* [What the exercise asks] Where the string "Device" occurs in the material below, report the whole line.

* [Source material]
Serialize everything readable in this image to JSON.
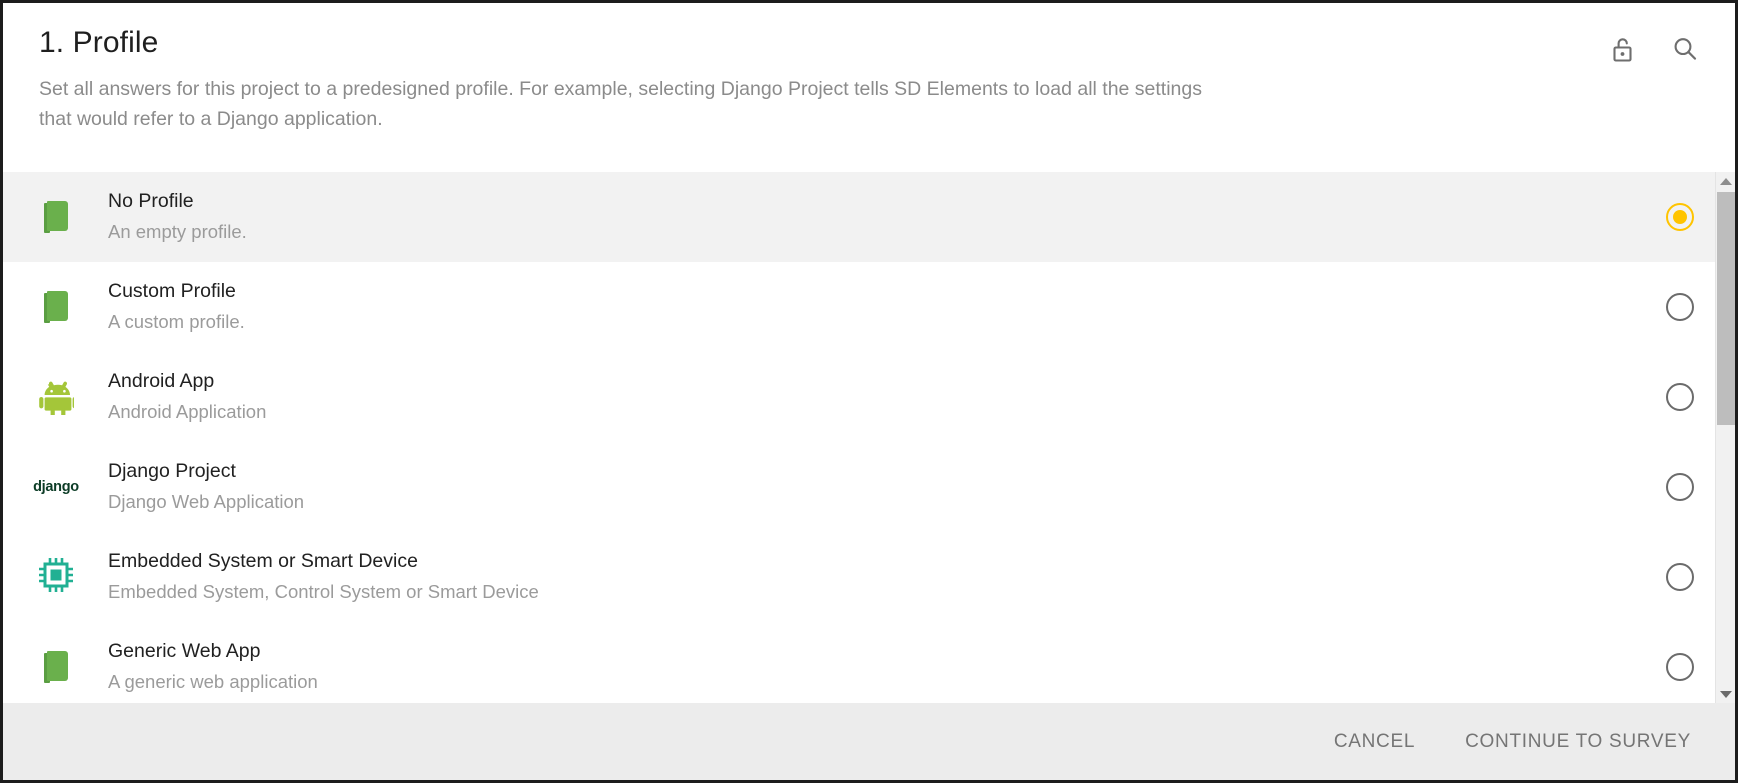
{
  "header": {
    "title": "1. Profile",
    "description": "Set all answers for this project to a predesigned profile. For example, selecting Django Project tells SD Elements to load all the settings that would refer to a Django application.",
    "actions": [
      {
        "name": "lock-icon",
        "label": "Unlock"
      },
      {
        "name": "search-icon",
        "label": "Search"
      }
    ]
  },
  "profiles": [
    {
      "title": "No Profile",
      "subtitle": "An empty profile.",
      "icon": "book-icon",
      "selected": true
    },
    {
      "title": "Custom Profile",
      "subtitle": "A custom profile.",
      "icon": "book-icon",
      "selected": false
    },
    {
      "title": "Android App",
      "subtitle": "Android Application",
      "icon": "android-icon",
      "selected": false
    },
    {
      "title": "Django Project",
      "subtitle": "Django Web Application",
      "icon": "django-icon",
      "icon_text": "django",
      "selected": false
    },
    {
      "title": "Embedded System or Smart Device",
      "subtitle": "Embedded System, Control System or Smart Device",
      "icon": "chip-icon",
      "selected": false
    },
    {
      "title": "Generic Web App",
      "subtitle": "A generic web application",
      "icon": "book-icon",
      "selected": false
    }
  ],
  "footer": {
    "cancel_label": "CANCEL",
    "continue_label": "CONTINUE TO SURVEY"
  },
  "colors": {
    "selected_radio": "#ffc400",
    "radio_outline": "#6b6b6b",
    "row_selected_bg": "#f2f2f2",
    "footer_bg": "#ececec",
    "book_green": "#6ab04c",
    "android_green": "#a4c639",
    "chip_teal": "#21b093",
    "django_green": "#0c3c26",
    "title_text": "#1f1f1f",
    "subtitle_text": "#9b9b9b"
  },
  "scrollbar": {
    "up_arrow": "scroll-up",
    "down_arrow": "scroll-down",
    "thumb": "scroll-thumb"
  }
}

* [Solution]
      "title": "Embedded System or Smart Device",
      "subtitle": "Embedded System, Control System or Smart Device",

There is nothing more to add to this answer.